Hydraulic fracturing is a process by which a blend of water, sand and other agents is pumped into a well at high pressure, cracking rock formations up to a mile underground and releasing natural gas. It has been used widely in the North Texas Barnett Shale and other natural gas formations across the country, allowing access to previously untapped reserves.
In reaction to concerns about the process, U.S. Energy Secretary Steven Chu earlier this month formed a panel of experts to make recommendations regarding the safety and environmental performance of natural gas hydraulic fracturing from shale formations.
Schug and others involved in the study will use Assure’s QwikLite Biosensor System, a water quality test for toxicity caused by any type of organic, inorganic and heavy metal compound. They will do further testing to determine which contaminants, if any, are in the samples.
Geospatial and statistical analysis will be used to examine correlations between hydraulic fracturing and the composition of the well water, said Laura Hunt, a member of the research team who previously conducted her post-doctoral research at UT Arlington.
Other researchers involved are Brian Fontenot and Zacariah Hildenbrand. Fontenot finished his doctorate in quantitative biology at UT Arlington in 2009. Hildenbrand recently earned his doctorate in biochemistry from the University of Texas at El Paso.
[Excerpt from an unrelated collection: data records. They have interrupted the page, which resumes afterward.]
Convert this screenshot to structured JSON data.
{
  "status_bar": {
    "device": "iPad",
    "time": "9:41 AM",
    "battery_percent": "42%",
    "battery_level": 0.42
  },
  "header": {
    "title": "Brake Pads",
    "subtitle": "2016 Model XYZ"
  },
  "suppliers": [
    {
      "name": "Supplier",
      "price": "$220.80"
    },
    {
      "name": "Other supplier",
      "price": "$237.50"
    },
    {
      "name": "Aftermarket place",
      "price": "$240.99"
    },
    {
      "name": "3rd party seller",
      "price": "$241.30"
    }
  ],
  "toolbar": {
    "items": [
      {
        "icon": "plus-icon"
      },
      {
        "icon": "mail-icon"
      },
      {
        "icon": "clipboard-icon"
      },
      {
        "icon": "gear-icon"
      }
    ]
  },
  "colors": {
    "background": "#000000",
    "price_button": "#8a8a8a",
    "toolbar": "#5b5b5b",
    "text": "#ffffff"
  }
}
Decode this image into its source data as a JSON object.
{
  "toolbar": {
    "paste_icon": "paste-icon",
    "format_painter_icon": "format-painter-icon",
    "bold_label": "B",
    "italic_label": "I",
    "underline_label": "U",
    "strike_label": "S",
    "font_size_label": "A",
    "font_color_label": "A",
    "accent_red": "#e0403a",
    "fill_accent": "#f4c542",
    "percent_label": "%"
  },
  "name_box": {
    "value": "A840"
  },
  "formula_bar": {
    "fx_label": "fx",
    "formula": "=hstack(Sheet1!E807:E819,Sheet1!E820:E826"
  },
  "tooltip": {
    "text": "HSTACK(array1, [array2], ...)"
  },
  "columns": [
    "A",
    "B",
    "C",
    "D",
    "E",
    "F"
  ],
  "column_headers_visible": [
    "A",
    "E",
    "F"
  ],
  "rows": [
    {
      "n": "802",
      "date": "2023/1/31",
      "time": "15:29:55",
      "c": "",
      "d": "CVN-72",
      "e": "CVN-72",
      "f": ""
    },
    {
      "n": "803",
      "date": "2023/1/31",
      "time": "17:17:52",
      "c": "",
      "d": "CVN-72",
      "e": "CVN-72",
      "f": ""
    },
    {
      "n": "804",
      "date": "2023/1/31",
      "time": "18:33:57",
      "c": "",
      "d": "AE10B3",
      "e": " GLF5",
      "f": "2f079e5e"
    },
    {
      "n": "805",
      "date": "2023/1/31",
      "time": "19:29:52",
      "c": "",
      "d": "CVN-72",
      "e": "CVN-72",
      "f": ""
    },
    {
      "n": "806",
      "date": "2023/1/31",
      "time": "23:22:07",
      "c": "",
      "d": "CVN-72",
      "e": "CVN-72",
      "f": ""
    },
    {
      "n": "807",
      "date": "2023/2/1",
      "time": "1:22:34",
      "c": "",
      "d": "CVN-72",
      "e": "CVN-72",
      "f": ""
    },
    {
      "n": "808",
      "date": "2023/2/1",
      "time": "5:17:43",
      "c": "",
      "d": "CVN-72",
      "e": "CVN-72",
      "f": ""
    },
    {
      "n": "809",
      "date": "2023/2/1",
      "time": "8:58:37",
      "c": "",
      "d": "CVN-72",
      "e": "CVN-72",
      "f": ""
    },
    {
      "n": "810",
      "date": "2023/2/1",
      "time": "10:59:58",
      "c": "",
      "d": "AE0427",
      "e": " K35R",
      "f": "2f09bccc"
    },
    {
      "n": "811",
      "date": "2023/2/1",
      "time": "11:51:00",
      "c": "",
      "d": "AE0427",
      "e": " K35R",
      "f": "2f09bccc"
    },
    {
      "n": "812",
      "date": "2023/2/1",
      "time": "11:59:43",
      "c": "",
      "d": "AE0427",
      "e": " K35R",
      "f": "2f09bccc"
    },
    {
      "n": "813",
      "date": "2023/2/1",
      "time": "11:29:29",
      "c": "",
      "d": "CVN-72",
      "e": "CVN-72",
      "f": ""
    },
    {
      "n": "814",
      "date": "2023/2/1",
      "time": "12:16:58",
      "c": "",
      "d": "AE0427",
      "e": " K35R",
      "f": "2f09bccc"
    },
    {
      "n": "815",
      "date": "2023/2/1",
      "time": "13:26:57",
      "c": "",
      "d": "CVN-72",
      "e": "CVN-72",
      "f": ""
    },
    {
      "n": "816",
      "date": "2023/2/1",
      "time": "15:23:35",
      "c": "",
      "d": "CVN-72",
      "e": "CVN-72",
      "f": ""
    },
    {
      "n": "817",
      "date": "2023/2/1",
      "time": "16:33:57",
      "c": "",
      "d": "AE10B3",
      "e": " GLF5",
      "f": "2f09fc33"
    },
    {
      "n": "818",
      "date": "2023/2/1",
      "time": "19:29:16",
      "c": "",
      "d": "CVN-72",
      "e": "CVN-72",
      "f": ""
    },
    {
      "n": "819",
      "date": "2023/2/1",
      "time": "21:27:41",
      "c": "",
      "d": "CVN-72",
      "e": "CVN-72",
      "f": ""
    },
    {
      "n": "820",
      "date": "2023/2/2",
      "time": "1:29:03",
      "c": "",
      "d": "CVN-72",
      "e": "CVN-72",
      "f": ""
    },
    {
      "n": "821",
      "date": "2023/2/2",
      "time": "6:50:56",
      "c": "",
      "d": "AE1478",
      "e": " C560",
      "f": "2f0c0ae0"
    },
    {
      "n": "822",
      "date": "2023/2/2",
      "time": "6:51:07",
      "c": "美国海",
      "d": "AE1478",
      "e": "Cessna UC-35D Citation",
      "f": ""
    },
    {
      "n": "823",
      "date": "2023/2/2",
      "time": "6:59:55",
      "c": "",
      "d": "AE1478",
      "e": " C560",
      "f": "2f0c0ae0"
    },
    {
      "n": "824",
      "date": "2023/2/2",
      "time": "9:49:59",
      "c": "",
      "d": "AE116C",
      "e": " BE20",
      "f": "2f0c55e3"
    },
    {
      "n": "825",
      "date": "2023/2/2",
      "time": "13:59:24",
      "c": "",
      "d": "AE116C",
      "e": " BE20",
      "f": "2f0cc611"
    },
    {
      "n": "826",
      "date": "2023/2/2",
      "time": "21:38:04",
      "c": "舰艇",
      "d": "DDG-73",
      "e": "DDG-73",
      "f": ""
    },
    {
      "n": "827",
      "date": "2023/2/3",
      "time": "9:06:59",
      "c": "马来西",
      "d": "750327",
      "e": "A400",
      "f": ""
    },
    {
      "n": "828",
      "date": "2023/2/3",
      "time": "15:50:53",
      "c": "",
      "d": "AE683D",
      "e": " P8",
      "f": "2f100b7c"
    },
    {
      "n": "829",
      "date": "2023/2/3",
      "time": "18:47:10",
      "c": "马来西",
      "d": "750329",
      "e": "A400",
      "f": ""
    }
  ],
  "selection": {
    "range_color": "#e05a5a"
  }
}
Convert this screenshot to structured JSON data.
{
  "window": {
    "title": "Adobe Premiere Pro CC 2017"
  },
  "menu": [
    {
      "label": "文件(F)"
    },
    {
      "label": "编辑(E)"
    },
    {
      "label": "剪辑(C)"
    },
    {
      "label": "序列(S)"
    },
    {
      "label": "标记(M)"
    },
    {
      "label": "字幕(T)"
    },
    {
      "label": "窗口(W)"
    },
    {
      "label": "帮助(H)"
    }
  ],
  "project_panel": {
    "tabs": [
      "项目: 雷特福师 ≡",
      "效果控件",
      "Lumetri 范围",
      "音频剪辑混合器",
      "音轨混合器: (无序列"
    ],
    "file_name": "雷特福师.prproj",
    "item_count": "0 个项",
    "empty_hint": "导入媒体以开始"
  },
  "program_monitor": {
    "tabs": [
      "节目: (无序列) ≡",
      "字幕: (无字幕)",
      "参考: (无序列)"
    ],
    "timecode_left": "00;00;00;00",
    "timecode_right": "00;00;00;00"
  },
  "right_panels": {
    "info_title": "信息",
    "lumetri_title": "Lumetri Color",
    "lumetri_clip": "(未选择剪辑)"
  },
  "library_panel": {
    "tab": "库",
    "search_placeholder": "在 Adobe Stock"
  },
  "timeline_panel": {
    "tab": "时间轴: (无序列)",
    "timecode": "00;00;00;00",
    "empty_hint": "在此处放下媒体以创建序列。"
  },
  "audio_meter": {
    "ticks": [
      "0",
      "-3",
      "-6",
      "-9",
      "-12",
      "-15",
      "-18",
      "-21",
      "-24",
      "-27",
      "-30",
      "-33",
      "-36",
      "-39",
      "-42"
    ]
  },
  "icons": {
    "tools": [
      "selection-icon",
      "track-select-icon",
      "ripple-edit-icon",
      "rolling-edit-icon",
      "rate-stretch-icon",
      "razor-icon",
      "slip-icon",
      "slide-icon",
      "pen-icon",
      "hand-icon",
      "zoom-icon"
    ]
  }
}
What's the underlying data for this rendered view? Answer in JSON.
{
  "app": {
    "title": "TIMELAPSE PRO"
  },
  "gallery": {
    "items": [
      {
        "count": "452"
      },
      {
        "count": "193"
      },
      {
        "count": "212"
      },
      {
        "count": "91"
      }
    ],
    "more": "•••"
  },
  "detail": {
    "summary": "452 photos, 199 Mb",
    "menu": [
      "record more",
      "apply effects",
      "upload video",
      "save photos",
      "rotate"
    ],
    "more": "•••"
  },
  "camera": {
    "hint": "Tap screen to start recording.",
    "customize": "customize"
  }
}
Assure Controls is supporting the study out of an interest in the quality of well water, company officials said. While the U.S. Environmental Protection Agency regulates public water systems, it does not regulate private drinking water wells, which account for approximately 15% of U.S. drinking water supplies. Unlike public drinking water systems, experts do not regularly monitor water source and quality for private wells, the company said.